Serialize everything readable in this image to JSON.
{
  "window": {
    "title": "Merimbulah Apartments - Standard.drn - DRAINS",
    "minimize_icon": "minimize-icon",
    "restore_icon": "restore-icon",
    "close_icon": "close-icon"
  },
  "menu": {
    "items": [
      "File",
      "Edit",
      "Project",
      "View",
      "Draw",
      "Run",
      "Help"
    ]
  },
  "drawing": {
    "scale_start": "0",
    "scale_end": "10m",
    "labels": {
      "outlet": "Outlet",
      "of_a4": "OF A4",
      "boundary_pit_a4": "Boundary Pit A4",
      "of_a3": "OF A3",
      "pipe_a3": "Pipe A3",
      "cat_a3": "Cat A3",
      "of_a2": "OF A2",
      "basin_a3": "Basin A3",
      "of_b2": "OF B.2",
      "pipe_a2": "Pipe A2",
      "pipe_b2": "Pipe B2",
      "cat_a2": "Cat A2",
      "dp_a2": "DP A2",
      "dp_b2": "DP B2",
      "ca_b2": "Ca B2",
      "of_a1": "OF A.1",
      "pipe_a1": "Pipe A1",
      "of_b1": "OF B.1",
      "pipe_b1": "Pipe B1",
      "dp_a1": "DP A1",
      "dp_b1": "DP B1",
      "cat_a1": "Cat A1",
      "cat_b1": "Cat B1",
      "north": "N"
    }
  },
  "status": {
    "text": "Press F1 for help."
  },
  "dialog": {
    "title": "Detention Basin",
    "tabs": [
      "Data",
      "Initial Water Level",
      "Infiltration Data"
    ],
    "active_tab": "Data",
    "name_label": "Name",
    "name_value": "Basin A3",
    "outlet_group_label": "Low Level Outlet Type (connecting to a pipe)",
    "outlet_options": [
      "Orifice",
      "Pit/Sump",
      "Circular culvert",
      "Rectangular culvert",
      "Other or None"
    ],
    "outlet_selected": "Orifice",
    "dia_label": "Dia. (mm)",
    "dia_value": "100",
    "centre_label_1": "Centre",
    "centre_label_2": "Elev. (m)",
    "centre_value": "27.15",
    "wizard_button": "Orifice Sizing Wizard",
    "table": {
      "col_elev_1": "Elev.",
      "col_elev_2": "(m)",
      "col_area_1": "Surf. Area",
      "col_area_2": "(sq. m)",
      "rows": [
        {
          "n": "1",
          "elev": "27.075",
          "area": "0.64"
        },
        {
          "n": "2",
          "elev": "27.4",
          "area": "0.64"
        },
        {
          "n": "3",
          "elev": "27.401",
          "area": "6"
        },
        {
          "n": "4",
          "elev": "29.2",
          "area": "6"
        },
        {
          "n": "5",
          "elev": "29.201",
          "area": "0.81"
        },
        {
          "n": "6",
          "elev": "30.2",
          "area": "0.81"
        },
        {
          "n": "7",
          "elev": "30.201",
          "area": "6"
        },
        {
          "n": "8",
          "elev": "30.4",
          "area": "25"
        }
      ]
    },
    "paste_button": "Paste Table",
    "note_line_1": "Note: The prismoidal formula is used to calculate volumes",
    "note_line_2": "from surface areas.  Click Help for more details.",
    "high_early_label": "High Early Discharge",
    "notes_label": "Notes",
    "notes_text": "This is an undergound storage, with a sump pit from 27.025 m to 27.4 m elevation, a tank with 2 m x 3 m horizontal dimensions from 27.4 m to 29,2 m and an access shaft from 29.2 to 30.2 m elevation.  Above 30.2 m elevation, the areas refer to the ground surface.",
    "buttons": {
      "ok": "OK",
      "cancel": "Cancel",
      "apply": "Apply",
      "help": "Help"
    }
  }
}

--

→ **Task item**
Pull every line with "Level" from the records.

→ **Response to the exercise**
      "Initial Water Level",
    "outlet_group_label": "Low Level Outlet Type (connecting to a pipe)",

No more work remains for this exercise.